- Who?
- Lying only makes
it hurt more, Henry.
- Oh, no.
Oh, shit.
Oh, Rebecca.
Rebecca, what happened?
- I knew from the beginning
and I tried to convince myself
that you wouldn't do that to me.
To us.
To our baby girl.
I held it all in.
The pain and the heartbreak.
I thought I'd been strong.
But I wasn't strong
enough for both of us.
- What are you doing?
Rebecca, put down the gun.
- She died inside me, Henry.
I was pregnant
with our dead child
while you were
out there sleeping
with that woman.
That whore!
- Rebecca, please.
- I loved you.
I loved her.
- I do love you.
Ever since the first
time I saw you,
I've always loved you.
- You brought her
into our home, Henry.
Into our bedroom.
In our bed!
- I know.
It was a mistake, it
was a horrible mistake.
And I ended it.
- It's over?
- Yeah, it's over.
I swear.
That's right, baby,
just put down that gun.
We need to get you
to a hospital, okay?
- Love is the true seed
of every virtue in you.
And for all acts for
which you must atone.
- No.
- I love you, Henry
- I'm sorry,
I'm so sorry.
- Many nights I've
imagined all the souls
that must have
passed through here.
Each with their
own story to tell.
- They're depraved creatures
caught between worlds.
Living in the shadow,
forever wandering,
'til the day of judgement.
- But I can't finish
this job in one night.
- That's quite all
right, Mr. Dawles.
There will always be others.
- Rebecca?
How did you get up here?
- The same way you did.
- Are we dead?
- Yes, Henry.
- I'm sorry.
I never meant to hurt you.
I was lonely.
And I was weak.
I'm so sorry.
- You broke my heart.
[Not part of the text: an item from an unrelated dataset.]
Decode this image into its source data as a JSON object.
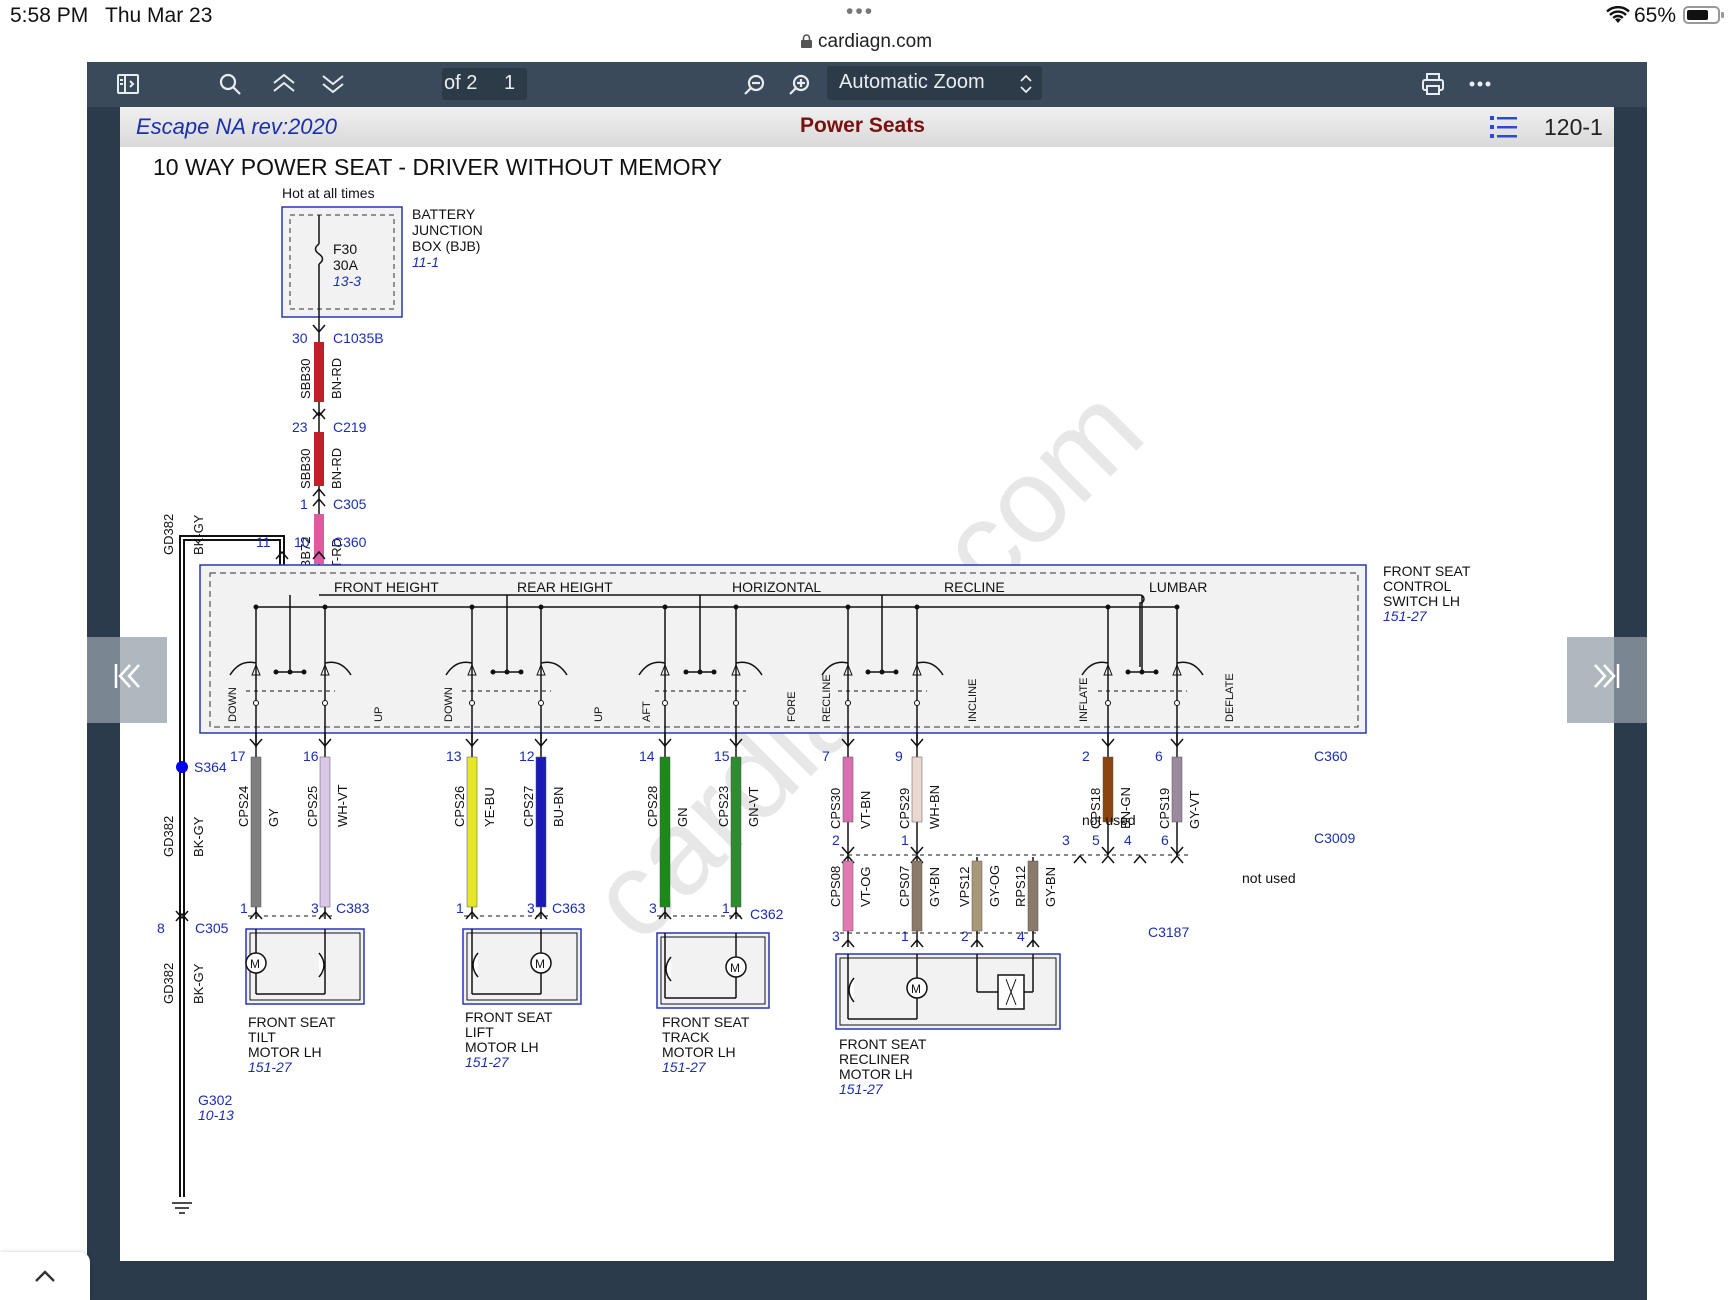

But I put us here.
- What can I do?
- You must repent.
Just as I will.
- How?
- He's waiting for you.
- So good of you to
join me, Mr. Dawles.
- What is this place?
- And so he created a
place of purification.
A land of provisional torment
for those who are
not yet worthy.
A place where the
glutton shall starve,
where the envious
shall be blinded,
where the slothful
shall never rest,
where the prideful shall serve,
where the greedy
shall be chained,
where the wrathful shall mourn,
and where the
lustful shall burn.
I'm proud of you, Mr. Dawles.
You are doing far
better than ever before.
- What do you mean before?
- Don't you remember?
You have failed
many times.
- So what are you?
- Isn't that entirely clear?
I am the overseer of this land
and the guardian of the process.
My role is quite simple,
to purify.
- What do I have to do?
- The flames will
judge the lustful soul.
And if it proves worthy,
the spirit will ascend.
- And if not?
This is insane.
- There is no alternative
for repentance.
The lustful soul
must cross the flames.
- I can't.
- You must!
- I won't leave her!
Not again.
- She is one of the suffering.
It is not yet her time.
- Then I will wait
however long it takes.
- This is your final
opportunity for salvation.
Deny it and you will be damned.
- Then I'll be damned.
- And you will.
- Henry.
Cross the fire.
I love you.
- That's it, Mr. Dawles.
Walk into the flame.
- Mr. Remiel can be a
rather demanding soul.
Just do as he asks
and I promise you,
compensation can
be quite generous.
- May I help you?
Mr. Remiel has put
you at the north end
of the estate,
overlooking the pond.
Once you've settled,
you're to join him
for a nightcap in the library.
(soft piano music)
- Ma'am.
Your room.
(classical organ music)